## EXERCISE DIRECTIONS:
Repeat each of these records exactly.
DATASET EXTRACT Start Marker
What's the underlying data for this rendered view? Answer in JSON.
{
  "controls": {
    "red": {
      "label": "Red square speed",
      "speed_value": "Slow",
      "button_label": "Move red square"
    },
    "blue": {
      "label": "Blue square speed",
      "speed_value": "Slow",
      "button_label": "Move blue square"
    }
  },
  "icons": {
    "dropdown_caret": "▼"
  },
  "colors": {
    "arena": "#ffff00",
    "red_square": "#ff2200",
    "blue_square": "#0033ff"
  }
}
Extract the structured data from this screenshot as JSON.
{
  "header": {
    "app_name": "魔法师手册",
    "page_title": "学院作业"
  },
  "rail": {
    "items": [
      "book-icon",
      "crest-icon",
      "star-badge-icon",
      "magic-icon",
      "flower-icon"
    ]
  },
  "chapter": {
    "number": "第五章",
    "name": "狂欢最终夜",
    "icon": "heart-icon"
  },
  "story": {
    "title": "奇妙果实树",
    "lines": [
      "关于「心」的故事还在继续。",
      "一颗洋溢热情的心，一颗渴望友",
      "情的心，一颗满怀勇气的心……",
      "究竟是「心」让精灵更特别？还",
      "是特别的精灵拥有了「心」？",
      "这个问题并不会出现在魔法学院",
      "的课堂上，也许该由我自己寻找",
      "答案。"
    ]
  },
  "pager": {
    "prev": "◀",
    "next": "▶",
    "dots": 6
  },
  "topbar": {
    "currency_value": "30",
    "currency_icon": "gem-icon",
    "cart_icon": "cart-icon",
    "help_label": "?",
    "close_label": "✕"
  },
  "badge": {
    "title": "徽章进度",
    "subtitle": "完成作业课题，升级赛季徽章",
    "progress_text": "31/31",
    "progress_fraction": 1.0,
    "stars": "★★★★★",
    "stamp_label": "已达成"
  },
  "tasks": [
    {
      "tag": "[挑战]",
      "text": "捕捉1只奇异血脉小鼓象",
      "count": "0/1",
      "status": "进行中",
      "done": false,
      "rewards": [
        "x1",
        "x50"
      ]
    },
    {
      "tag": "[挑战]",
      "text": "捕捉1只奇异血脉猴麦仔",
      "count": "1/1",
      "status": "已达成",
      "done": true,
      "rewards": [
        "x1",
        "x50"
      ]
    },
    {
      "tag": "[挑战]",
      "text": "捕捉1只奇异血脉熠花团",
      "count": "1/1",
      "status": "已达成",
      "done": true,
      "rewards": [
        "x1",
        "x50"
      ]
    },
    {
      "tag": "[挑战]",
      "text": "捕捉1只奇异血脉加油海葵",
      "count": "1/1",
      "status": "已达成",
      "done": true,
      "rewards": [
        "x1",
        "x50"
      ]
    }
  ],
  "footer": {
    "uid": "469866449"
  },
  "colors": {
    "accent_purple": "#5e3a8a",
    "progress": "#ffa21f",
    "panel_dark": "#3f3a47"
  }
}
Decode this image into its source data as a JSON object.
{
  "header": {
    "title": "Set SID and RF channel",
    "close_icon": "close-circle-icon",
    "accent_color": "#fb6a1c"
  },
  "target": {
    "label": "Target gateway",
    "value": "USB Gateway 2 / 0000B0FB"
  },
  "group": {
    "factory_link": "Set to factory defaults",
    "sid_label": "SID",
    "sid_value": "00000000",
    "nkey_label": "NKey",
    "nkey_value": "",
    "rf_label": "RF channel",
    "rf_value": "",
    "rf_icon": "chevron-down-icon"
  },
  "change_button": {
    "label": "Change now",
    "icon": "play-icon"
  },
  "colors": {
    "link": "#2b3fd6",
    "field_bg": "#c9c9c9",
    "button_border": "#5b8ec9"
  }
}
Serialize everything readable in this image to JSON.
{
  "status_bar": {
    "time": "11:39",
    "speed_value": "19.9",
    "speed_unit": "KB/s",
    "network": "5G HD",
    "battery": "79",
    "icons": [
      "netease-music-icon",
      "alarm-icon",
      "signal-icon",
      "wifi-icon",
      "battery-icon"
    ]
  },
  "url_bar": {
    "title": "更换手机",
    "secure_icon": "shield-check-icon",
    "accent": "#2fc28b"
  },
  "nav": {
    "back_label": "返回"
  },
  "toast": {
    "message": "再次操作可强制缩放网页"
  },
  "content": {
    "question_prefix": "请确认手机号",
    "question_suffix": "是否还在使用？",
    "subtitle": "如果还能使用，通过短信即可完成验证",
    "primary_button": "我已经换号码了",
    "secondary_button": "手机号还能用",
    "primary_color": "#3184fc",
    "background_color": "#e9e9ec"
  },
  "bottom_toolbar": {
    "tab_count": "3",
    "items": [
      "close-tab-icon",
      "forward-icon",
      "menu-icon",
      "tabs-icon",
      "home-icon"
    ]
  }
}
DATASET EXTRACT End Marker
## EXERCISE RESULT:
What's the underlying data for this rendered view? Answer in JSON.
{
  "controls": {
    "red": {
      "label": "Red square speed",
      "speed_value": "Slow",
      "button_label": "Move red square"
    },
    "blue": {
      "label": "Blue square speed",
      "speed_value": "Slow",
      "button_label": "Move blue square"
    }
  },
  "icons": {
    "dropdown_caret": "▼"
  },
  "colors": {
    "arena": "#ffff00",
    "red_square": "#ff2200",
    "blue_square": "#0033ff"
  }
}
Extract the structured data from this screenshot as JSON.
{
  "header": {
    "app_name": "魔法师手册",
    "page_title": "学院作业"
  },
  "rail": {
    "items": [
      "book-icon",
      "crest-icon",
      "star-badge-icon",
      "magic-icon",
      "flower-icon"
    ]
  },
  "chapter": {
    "number": "第五章",
    "name": "狂欢最终夜",
    "icon": "heart-icon"
  },
  "story": {
    "title": "奇妙果实树",
    "lines": [
      "关于「心」的故事还在继续。",
      "一颗洋溢热情的心，一颗渴望友",
      "情的心，一颗满怀勇气的心……",
      "究竟是「心」让精灵更特别？还",
      "是特别的精灵拥有了「心」？",
      "这个问题并不会出现在魔法学院",
      "的课堂上，也许该由我自己寻找",
      "答案。"
    ]
  },
  "pager": {
    "prev": "◀",
    "next": "▶",
    "dots": 6
  },
  "topbar": {
    "currency_value": "30",
    "currency_icon": "gem-icon",
    "cart_icon": "cart-icon",
    "help_label": "?",
    "close_label": "✕"
  },
  "badge": {
    "title": "徽章进度",
    "subtitle": "完成作业课题，升级赛季徽章",
    "progress_text": "31/31",
    "progress_fraction": 1.0,
    "stars": "★★★★★",
    "stamp_label": "已达成"
  },
  "tasks": [
    {
      "tag": "[挑战]",
      "text": "捕捉1只奇异血脉小鼓象",
      "count": "0/1",
      "status": "进行中",
      "done": false,
      "rewards": [
        "x1",
        "x50"
      ]
    },
    {
      "tag": "[挑战]",
      "text": "捕捉1只奇异血脉猴麦仔",
      "count": "1/1",
      "status": "已达成",
      "done": true,
      "rewards": [
        "x1",
        "x50"
      ]
    },
    {
      "tag": "[挑战]",
      "text": "捕捉1只奇异血脉熠花团",
      "count": "1/1",
      "status": "已达成",
      "done": true,
      "rewards": [
        "x1",
        "x50"
      ]
    },
    {
      "tag": "[挑战]",
      "text": "捕捉1只奇异血脉加油海葵",
      "count": "1/1",
      "status": "已达成",
      "done": true,
      "rewards": [
        "x1",
        "x50"
      ]
    }
  ],
  "footer": {
    "uid": "469866449"
  },
  "colors": {
    "accent_purple": "#5e3a8a",
    "progress": "#ffa21f",
    "panel_dark": "#3f3a47"
  }
}
Decode this image into its source data as a JSON object.
{
  "header": {
    "title": "Set SID and RF channel",
    "close_icon": "close-circle-icon",
    "accent_color": "#fb6a1c"
  },
  "target": {
    "label": "Target gateway",
    "value": "USB Gateway 2 / 0000B0FB"
  },
  "group": {
    "factory_link": "Set to factory defaults",
    "sid_label": "SID",
    "sid_value": "00000000",
    "nkey_label": "NKey",
    "nkey_value": "",
    "rf_label": "RF channel",
    "rf_value": "",
    "rf_icon": "chevron-down-icon"
  },
  "change_button": {
    "label": "Change now",
    "icon": "play-icon"
  },
  "colors": {
    "link": "#2b3fd6",
    "field_bg": "#c9c9c9",
    "button_border": "#5b8ec9"
  }
}
Serialize everything readable in this image to JSON.
{
  "status_bar": {
    "time": "11:39",
    "speed_value": "19.9",
    "speed_unit": "KB/s",
    "network": "5G HD",
    "battery": "79",
    "icons": [
      "netease-music-icon",
      "alarm-icon",
      "signal-icon",
      "wifi-icon",
      "battery-icon"
    ]
  },
  "url_bar": {
    "title": "更换手机",
    "secure_icon": "shield-check-icon",
    "accent": "#2fc28b"
  },
  "nav": {
    "back_label": "返回"
  },
  "toast": {
    "message": "再次操作可强制缩放网页"
  },
  "content": {
    "question_prefix": "请确认手机号",
    "question_suffix": "是否还在使用？",
    "subtitle": "如果还能使用，通过短信即可完成验证",
    "primary_button": "我已经换号码了",
    "secondary_button": "手机号还能用",
    "primary_color": "#3184fc",
    "background_color": "#e9e9ec"
  },
  "bottom_toolbar": {
    "tab_count": "3",
    "items": [
      "close-tab-icon",
      "forward-icon",
      "menu-icon",
      "tabs-icon",
      "home-icon"
    ]
  }
}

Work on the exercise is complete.